§ RECORDS FOR THIS TASK
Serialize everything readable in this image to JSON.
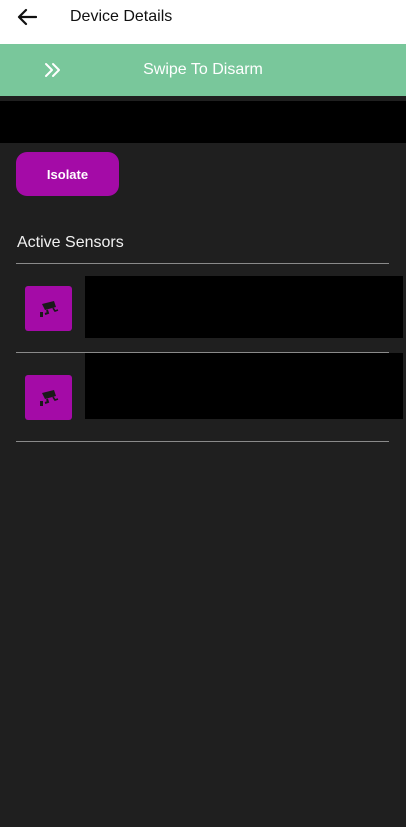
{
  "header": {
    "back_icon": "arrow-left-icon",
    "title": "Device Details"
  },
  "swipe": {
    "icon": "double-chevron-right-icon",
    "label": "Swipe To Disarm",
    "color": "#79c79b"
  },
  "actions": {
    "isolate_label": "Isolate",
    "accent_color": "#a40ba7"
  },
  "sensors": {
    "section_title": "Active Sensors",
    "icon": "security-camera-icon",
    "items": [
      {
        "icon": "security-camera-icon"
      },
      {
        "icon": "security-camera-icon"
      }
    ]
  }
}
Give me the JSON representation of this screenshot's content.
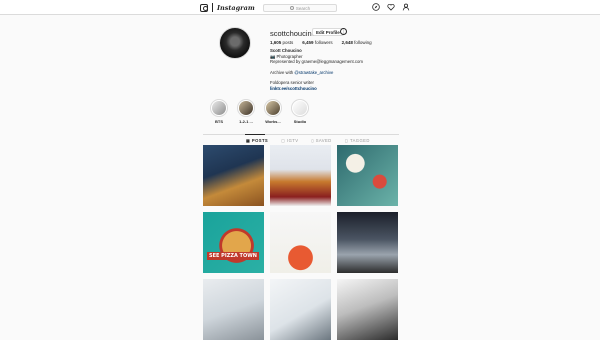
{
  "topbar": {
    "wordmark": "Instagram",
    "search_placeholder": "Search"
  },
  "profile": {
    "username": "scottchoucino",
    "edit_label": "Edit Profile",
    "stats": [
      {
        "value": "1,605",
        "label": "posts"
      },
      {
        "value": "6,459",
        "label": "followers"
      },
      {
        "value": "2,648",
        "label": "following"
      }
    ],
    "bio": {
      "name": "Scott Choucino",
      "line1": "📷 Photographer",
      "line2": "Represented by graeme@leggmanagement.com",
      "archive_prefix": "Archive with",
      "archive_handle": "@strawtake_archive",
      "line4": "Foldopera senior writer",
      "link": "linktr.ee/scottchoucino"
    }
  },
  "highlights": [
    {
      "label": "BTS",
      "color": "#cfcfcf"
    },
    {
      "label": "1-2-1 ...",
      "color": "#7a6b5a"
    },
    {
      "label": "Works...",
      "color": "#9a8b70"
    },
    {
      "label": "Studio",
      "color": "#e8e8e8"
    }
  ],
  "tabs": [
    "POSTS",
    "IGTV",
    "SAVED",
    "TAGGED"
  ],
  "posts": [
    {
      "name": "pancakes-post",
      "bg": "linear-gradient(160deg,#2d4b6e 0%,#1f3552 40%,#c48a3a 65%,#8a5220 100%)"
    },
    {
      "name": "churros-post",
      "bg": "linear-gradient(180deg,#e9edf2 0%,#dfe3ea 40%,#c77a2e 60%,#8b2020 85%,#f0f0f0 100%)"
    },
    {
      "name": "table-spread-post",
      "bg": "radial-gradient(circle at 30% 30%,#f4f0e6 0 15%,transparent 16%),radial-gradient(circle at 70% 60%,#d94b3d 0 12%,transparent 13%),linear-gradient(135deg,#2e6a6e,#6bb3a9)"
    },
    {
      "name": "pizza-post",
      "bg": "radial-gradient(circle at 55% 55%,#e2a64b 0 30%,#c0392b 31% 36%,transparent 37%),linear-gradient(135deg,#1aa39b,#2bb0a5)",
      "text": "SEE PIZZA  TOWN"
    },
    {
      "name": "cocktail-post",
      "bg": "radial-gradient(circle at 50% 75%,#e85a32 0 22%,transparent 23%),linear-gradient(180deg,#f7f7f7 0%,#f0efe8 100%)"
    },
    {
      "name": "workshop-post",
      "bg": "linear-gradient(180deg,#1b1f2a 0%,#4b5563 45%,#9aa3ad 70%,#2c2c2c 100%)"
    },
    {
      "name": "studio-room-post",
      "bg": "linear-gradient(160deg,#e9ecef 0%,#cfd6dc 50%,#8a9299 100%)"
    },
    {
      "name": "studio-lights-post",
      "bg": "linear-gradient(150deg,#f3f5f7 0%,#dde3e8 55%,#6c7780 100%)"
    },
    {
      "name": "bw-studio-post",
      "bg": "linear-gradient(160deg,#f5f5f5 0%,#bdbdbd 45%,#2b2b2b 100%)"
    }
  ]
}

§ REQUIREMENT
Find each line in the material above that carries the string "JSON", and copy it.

§ YOUR SOLUTION
Serialize everything readable in this image to JSON.
Give me the JSON representation of this screenshot's content.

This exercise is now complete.